Wikipedia can be a great place to start your research when you know nothing about a topic. Particularly because it can show you some of the important keywords and issues associated with what you want to write about.
So while's it's OK to use Wikipedia for background information, it is almost never acceptable to use it as a source in an academic paper.
Think back to the keywords and terms you used on the Define tab. Keywords are words that can appear anywhere in an article including the title or the article text. You'll use keywords to search all of the library databases.
Here are some tips for searching:
EXAMPLE: This is not a good search for EBSCOhost because it poses a question rather than using keywords.
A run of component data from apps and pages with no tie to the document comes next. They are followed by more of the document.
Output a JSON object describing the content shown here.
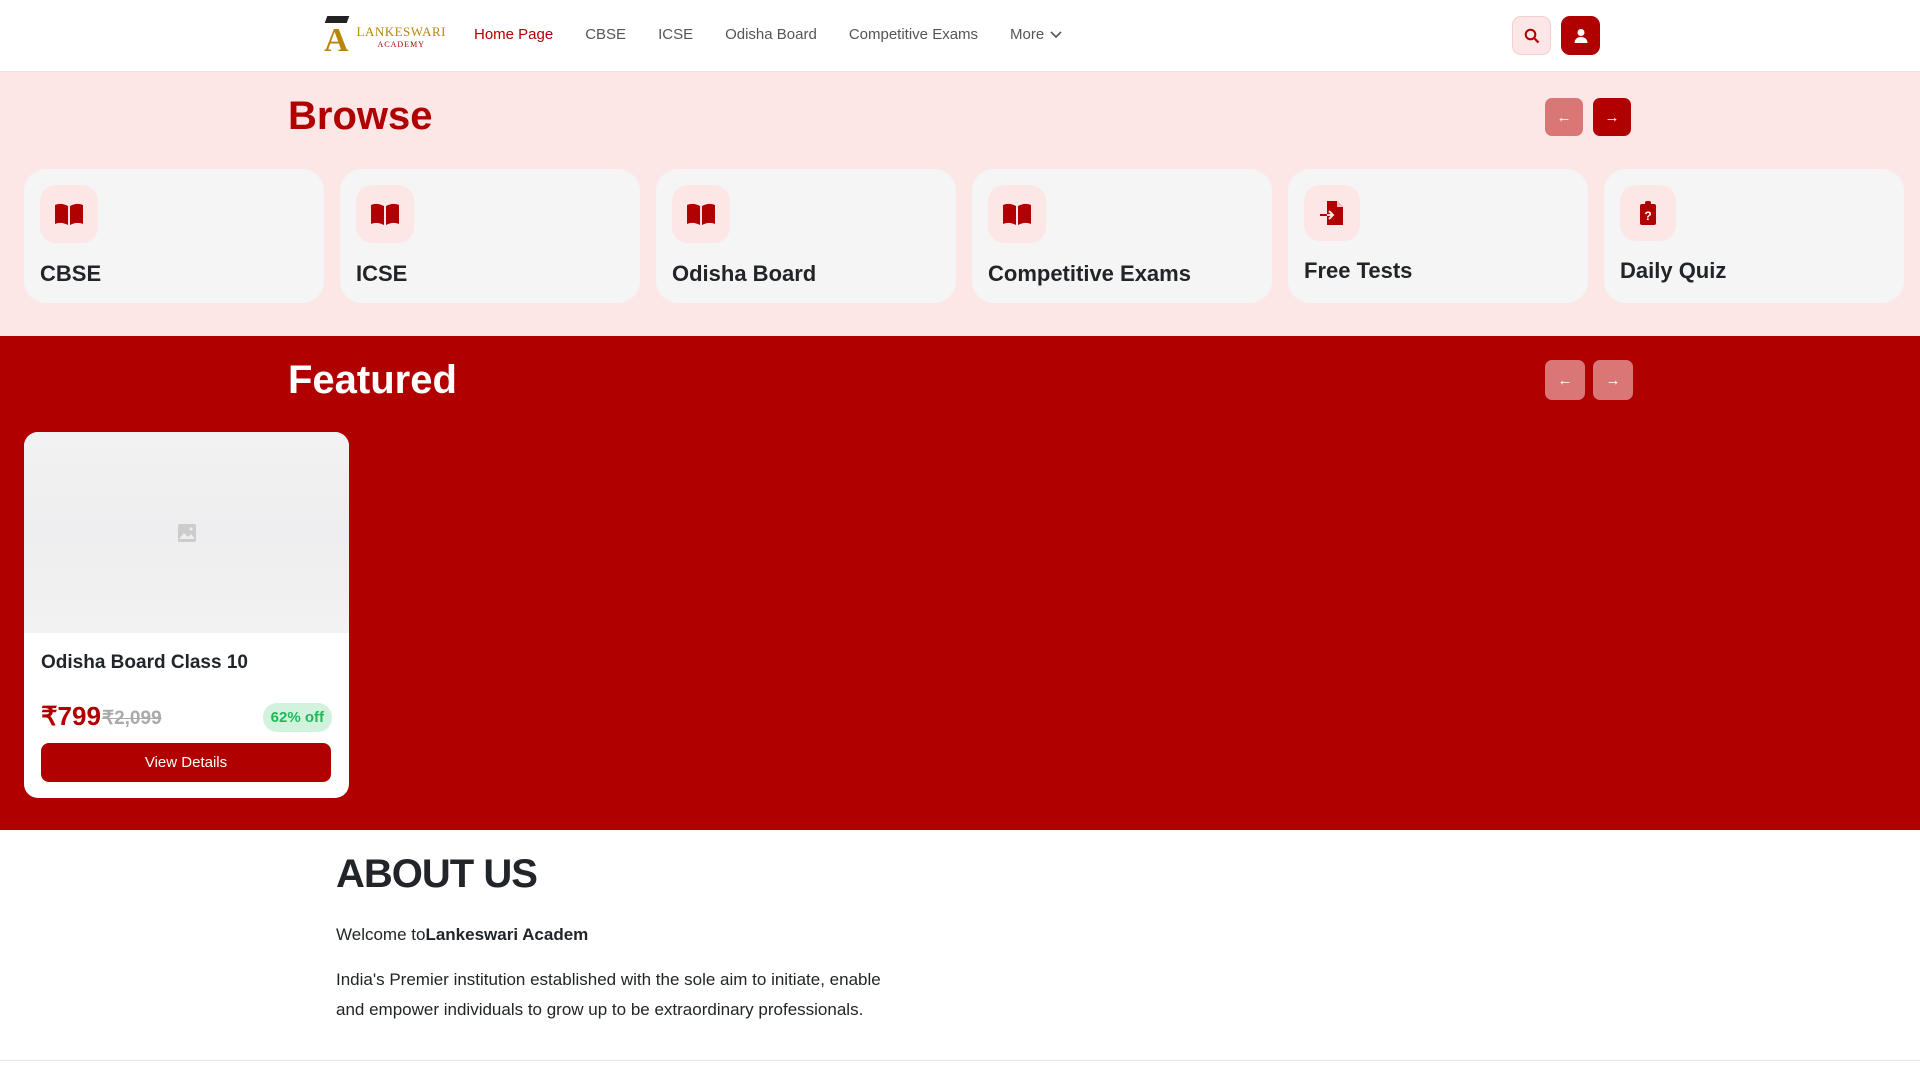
{
  "header": {
    "logo_text": "LANKESWARI",
    "logo_sub": "ACADEMY",
    "menu": [
      {
        "label": "Home Page"
      },
      {
        "label": "CBSE"
      },
      {
        "label": "ICSE"
      },
      {
        "label": "Odisha Board"
      },
      {
        "label": "Competitive Exams"
      },
      {
        "label": "More"
      }
    ]
  },
  "browse": {
    "title": "Browse",
    "prev": "←",
    "next": "→",
    "items": [
      {
        "label": "CBSE",
        "icon": "book-open-icon"
      },
      {
        "label": "ICSE",
        "icon": "book-open-icon"
      },
      {
        "label": "Odisha Board",
        "icon": "book-open-icon"
      },
      {
        "label": "Competitive Exams",
        "icon": "book-open-icon"
      },
      {
        "label": "Free Tests",
        "icon": "file-import-icon"
      },
      {
        "label": "Daily Quiz",
        "icon": "clipboard-question-icon"
      }
    ]
  },
  "featured": {
    "title": "Featured",
    "prev": "←",
    "next": "→",
    "course": {
      "title": "Odisha Board Class 10",
      "price": "₹799",
      "original_price": "₹2,099",
      "discount": "62% off",
      "button": "View Details"
    }
  },
  "about": {
    "title": "ABOUT US",
    "welcome": "Welcome to",
    "brand": "Lankeswari Academ",
    "description": "India's Premier institution established with the sole aim to initiate, enable and empower individuals to grow up to be extraordinary professionals."
  },
  "colors": {
    "brand": "#b00000",
    "browse_bg": "#fde6e6"
  }
}
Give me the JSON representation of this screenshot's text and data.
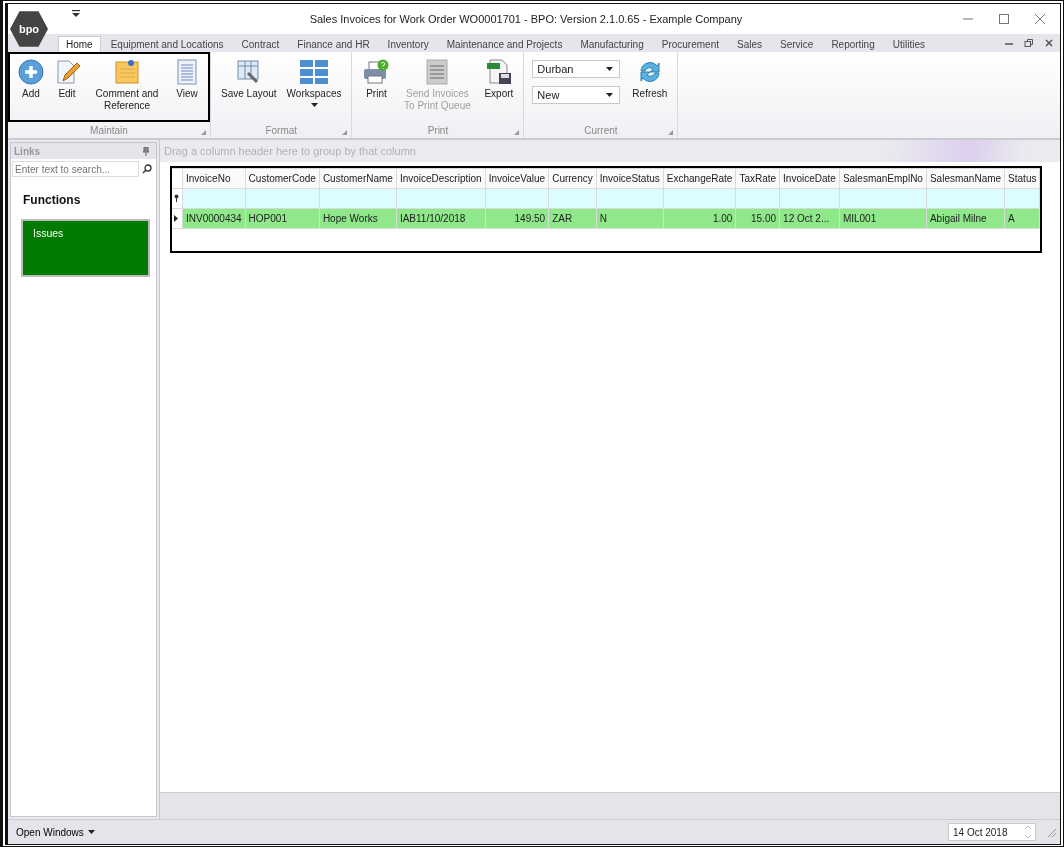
{
  "window": {
    "title": "Sales Invoices for Work Order WO0001701 - BPO: Version 2.1.0.65 - Example Company",
    "logo": "bpo"
  },
  "ribbon_tabs": [
    {
      "label": "Home",
      "selected": true
    },
    {
      "label": "Equipment and Locations",
      "selected": false
    },
    {
      "label": "Contract",
      "selected": false
    },
    {
      "label": "Finance and HR",
      "selected": false
    },
    {
      "label": "Inventory",
      "selected": false
    },
    {
      "label": "Maintenance and Projects",
      "selected": false
    },
    {
      "label": "Manufacturing",
      "selected": false
    },
    {
      "label": "Procurement",
      "selected": false
    },
    {
      "label": "Sales",
      "selected": false
    },
    {
      "label": "Service",
      "selected": false
    },
    {
      "label": "Reporting",
      "selected": false
    },
    {
      "label": "Utilities",
      "selected": false
    }
  ],
  "ribbon_groups": [
    {
      "label": "Maintain",
      "highlighted": true,
      "items": [
        {
          "kind": "add",
          "label": "Add",
          "disabled": false
        },
        {
          "kind": "edit",
          "label": "Edit",
          "disabled": false
        },
        {
          "kind": "note",
          "label": "Comment and Reference",
          "disabled": false
        },
        {
          "kind": "view",
          "label": "View",
          "disabled": false
        }
      ]
    },
    {
      "label": "Format",
      "highlighted": false,
      "items": [
        {
          "kind": "layout",
          "label": "Save Layout",
          "disabled": false
        },
        {
          "kind": "workspaces",
          "label": "Workspaces",
          "disabled": false
        }
      ]
    },
    {
      "label": "Print",
      "highlighted": false,
      "items": [
        {
          "kind": "print",
          "label": "Print",
          "disabled": false
        },
        {
          "kind": "queue",
          "label": "Send Invoices To Print Queue",
          "disabled": true
        },
        {
          "kind": "export",
          "label": "Export",
          "disabled": false
        }
      ]
    },
    {
      "label": "Current",
      "highlighted": false,
      "items": [
        {
          "kind": "dropdowns",
          "values": [
            "Durban",
            "New"
          ]
        },
        {
          "kind": "refresh",
          "label": "Refresh",
          "disabled": false
        }
      ]
    }
  ],
  "links": {
    "title": "Links",
    "search_placeholder": "Enter text to search...",
    "section": "Functions",
    "tiles": [
      {
        "label": "Issues",
        "color": "#007a00"
      }
    ]
  },
  "grid": {
    "group_hint": "Drag a column header here to group by that column",
    "highlighted": true,
    "columns": [
      {
        "label": "InvoiceNo"
      },
      {
        "label": "CustomerCode"
      },
      {
        "label": "CustomerName"
      },
      {
        "label": "InvoiceDescription"
      },
      {
        "label": "InvoiceValue"
      },
      {
        "label": "Currency"
      },
      {
        "label": "InvoiceStatus"
      },
      {
        "label": "ExchangeRate"
      },
      {
        "label": "TaxRate"
      },
      {
        "label": "InvoiceDate"
      },
      {
        "label": "SalesmanEmplNo"
      },
      {
        "label": "SalesmanName"
      },
      {
        "label": "Status"
      }
    ],
    "rows": [
      {
        "selected": true,
        "cells": [
          "INV0000434",
          "HOP001",
          "Hope Works",
          "IAB11/10/2018",
          "149.50",
          "ZAR",
          "N",
          "1.00",
          "15.00",
          "12 Oct 2...",
          "MIL001",
          "Abigail Milne",
          "A"
        ]
      }
    ]
  },
  "status_bar": {
    "open_windows": "Open Windows",
    "date": "14 Oct 2018"
  }
}
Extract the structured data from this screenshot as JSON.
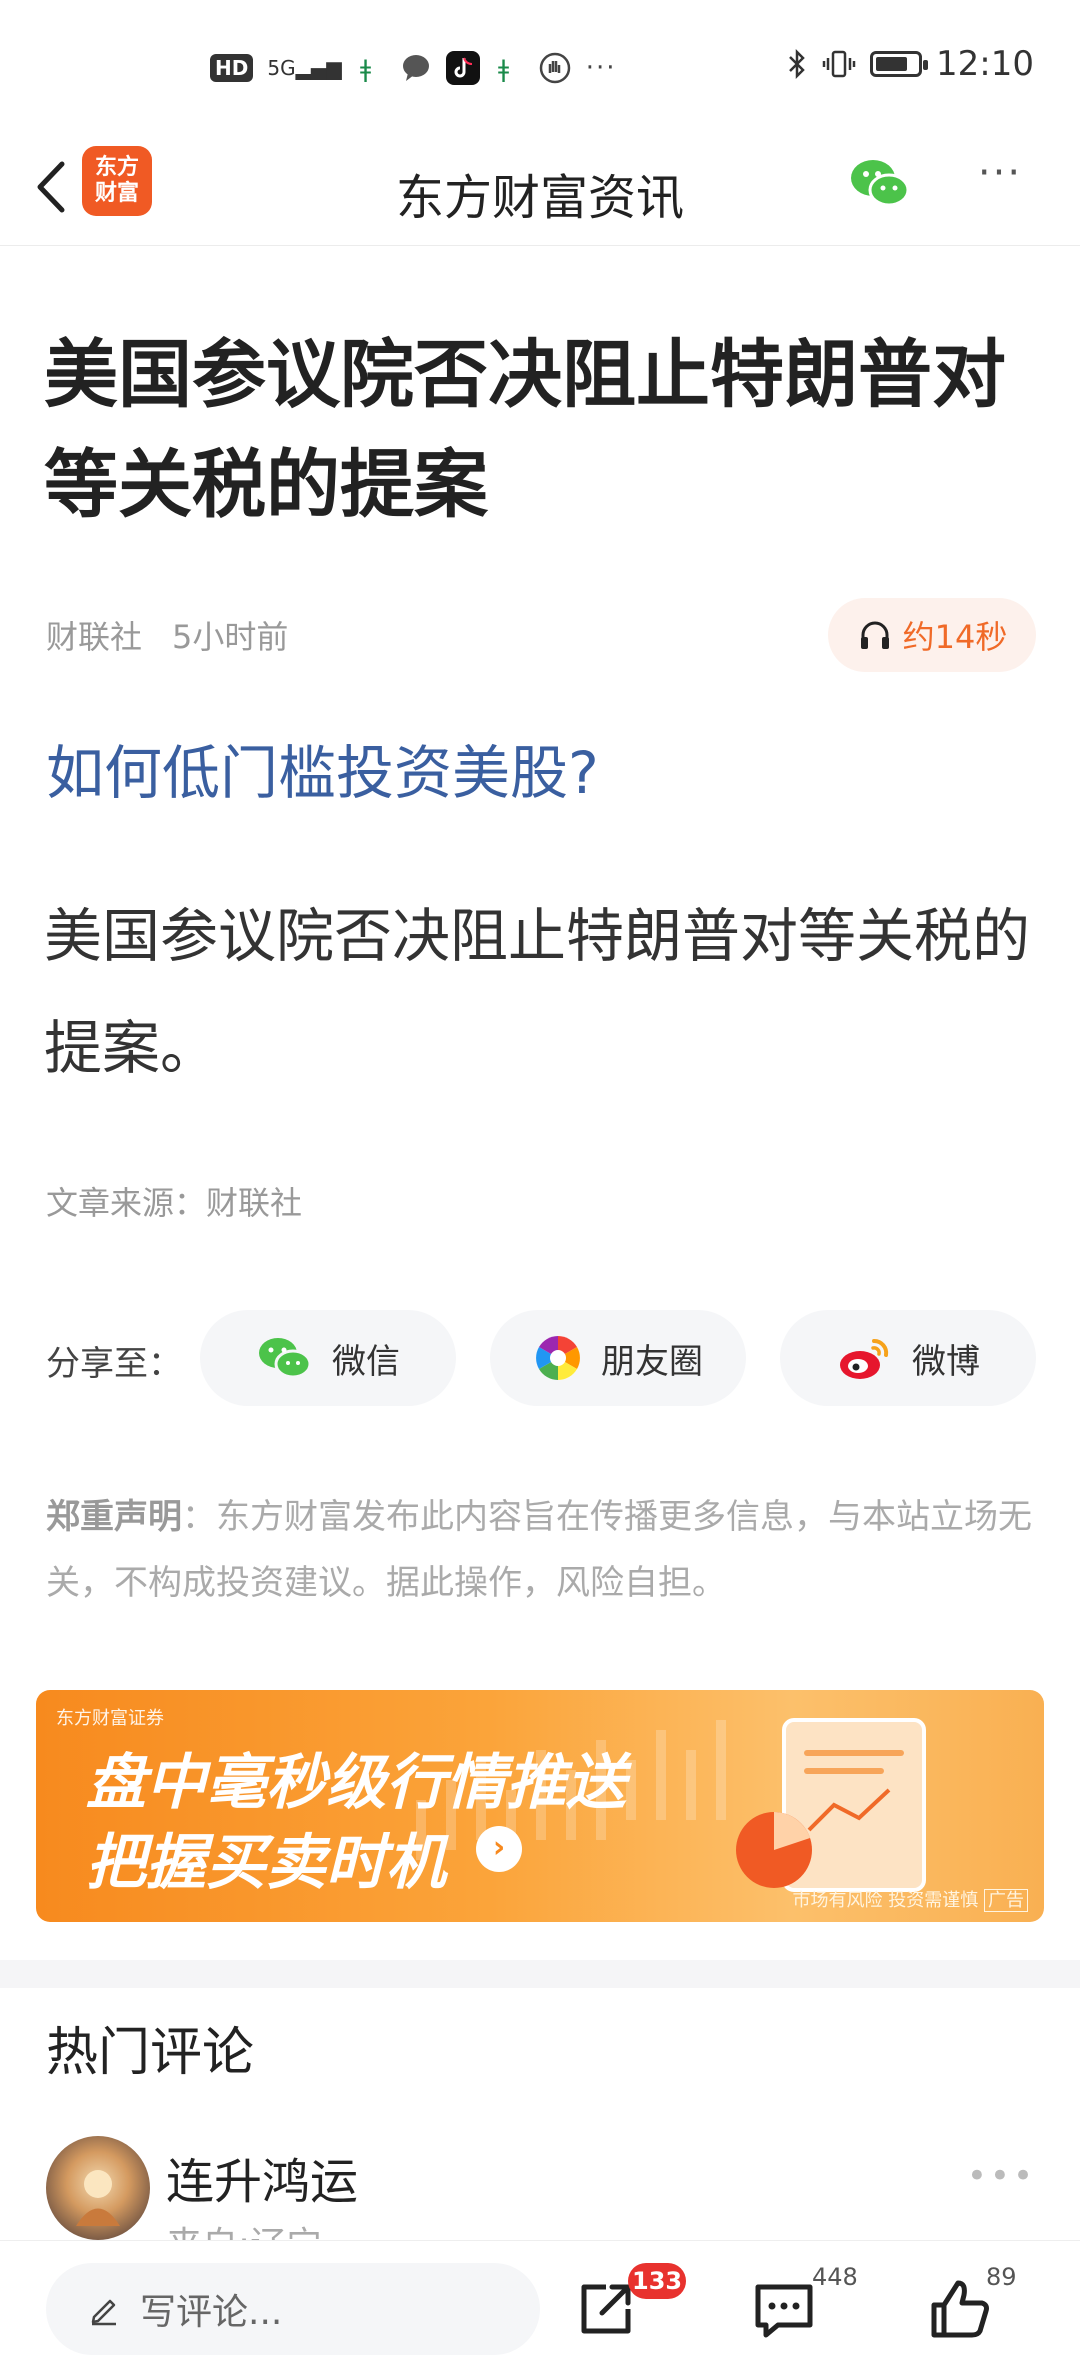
{
  "status_bar": {
    "network_badge": "HD",
    "signal_text": "5G",
    "more_icons": "···",
    "time": "12:10",
    "battery_level": 0.8
  },
  "nav": {
    "logo_line1": "东方",
    "logo_line2": "财富",
    "title": "东方财富资讯",
    "more": "···"
  },
  "article": {
    "headline": "美国参议院否决阻止特朗普对等关税的提案",
    "source_name": "财联社",
    "time_ago": "5小时前",
    "audio_duration": "约14秒",
    "promo_link": "如何低门槛投资美股?",
    "body": "美国参议院否决阻止特朗普对等关税的提案。",
    "source_line": "文章来源：财联社"
  },
  "share": {
    "label": "分享至：",
    "wechat": "微信",
    "moments": "朋友圈",
    "weibo": "微博"
  },
  "disclaimer": {
    "title": "郑重声明",
    "text": "：东方财富发布此内容旨在传播更多信息，与本站立场无关，不构成投资建议。据此操作，风险自担。"
  },
  "banner": {
    "brand": "东方财富证券",
    "line1": "盘中毫秒级行情推送",
    "line2": "把握买卖时机",
    "risk_note": "市场有风险 投资需谨慎",
    "ad_tag": "广告",
    "colors": {
      "start": "#f78a1e",
      "end": "#fcc06b"
    }
  },
  "comments": {
    "title": "热门评论",
    "items": [
      {
        "user": "连升鸿运",
        "location": "来自:辽宁"
      }
    ]
  },
  "bottom_bar": {
    "comment_placeholder": "写评论...",
    "share_count": "133",
    "comment_count": "448",
    "like_count": "89"
  }
}
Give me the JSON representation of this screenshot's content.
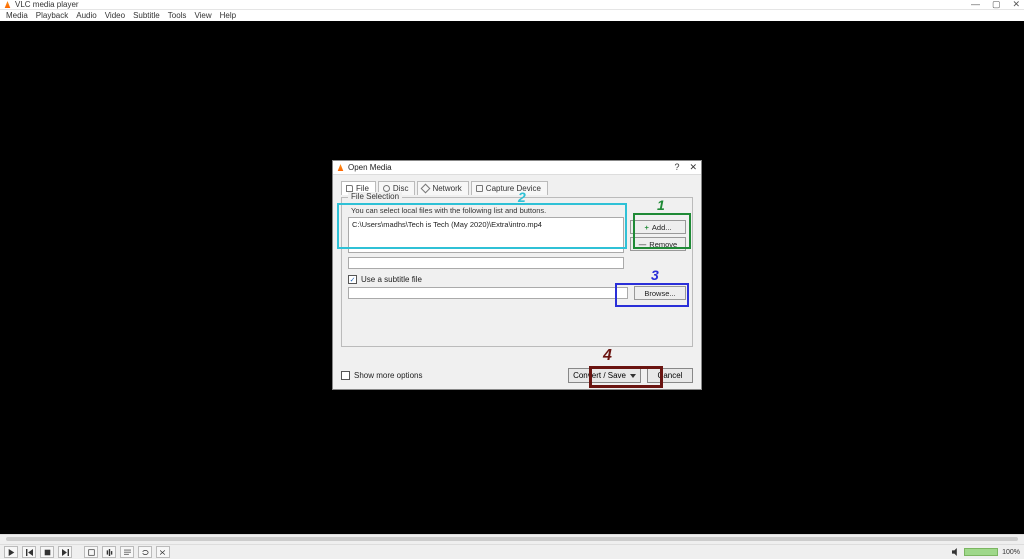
{
  "window": {
    "title": "VLC media player",
    "controls": {
      "minimize": "—",
      "maximize": "▢",
      "close": "✕"
    }
  },
  "menubar": [
    "Media",
    "Playback",
    "Audio",
    "Video",
    "Subtitle",
    "Tools",
    "View",
    "Help"
  ],
  "player": {
    "volume_label": "100%"
  },
  "dialog": {
    "title": "Open Media",
    "controls": {
      "help": "?",
      "close": "✕"
    },
    "tabs": {
      "file": "File",
      "disc": "Disc",
      "network": "Network",
      "capture": "Capture Device"
    },
    "file_section": {
      "legend": "File Selection",
      "hint": "You can select local files with the following list and buttons.",
      "selected_file": "C:\\Users\\madhs\\Tech is Tech (May 2020)\\Extra\\intro.mp4",
      "add_label": "Add...",
      "remove_label": "Remove"
    },
    "subtitle": {
      "checkbox_label": "Use a subtitle file",
      "browse_label": "Browse..."
    },
    "footer": {
      "show_more_label": "Show more options",
      "convert_label": "Convert / Save",
      "cancel_label": "Cancel"
    }
  },
  "annotations": {
    "n1": "1",
    "n2": "2",
    "n3": "3",
    "n4": "4"
  }
}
This is a much better search that focuses on keywords and makes use of Boolean Operators.
Remember that most databases, like EBSCOhost, use a tool called Boolean Operators to search. The Boolean Operators are used to connect words together and tell the database to return results that contain some or all of those words. Here’s how the operators work:
Why do Boolean Operators matter? Well, many databases assume that if you enter a bunch of words in a row, then you want articles that contain all of those words together. So the search ninteeen nineties computers communication would return only articles that have those four exact words right next to one another – probably not very many articles. This is called phrase searching.
One other tip about Boolean Operators? You MUST capitalize them – every letter. Or they won’t work!
Library databases frequently rely on Boolean Operators to connect search terms and find the best articles. This video shows you what Boolean Operators are. From Lexy Spry & Emily Wixson, Chemistry Library, University of Wisconsin-Madison.
Step 5: Gather Sources
Sources to use for an overview of topic:
Sources to use for specialized information:
Keep track of sources used for citing documentation:
With your research completed, you are ready to start writing your paper! Consider browsing the Online Writing Center from Purdue University, a well-regarded source for writing and researching information.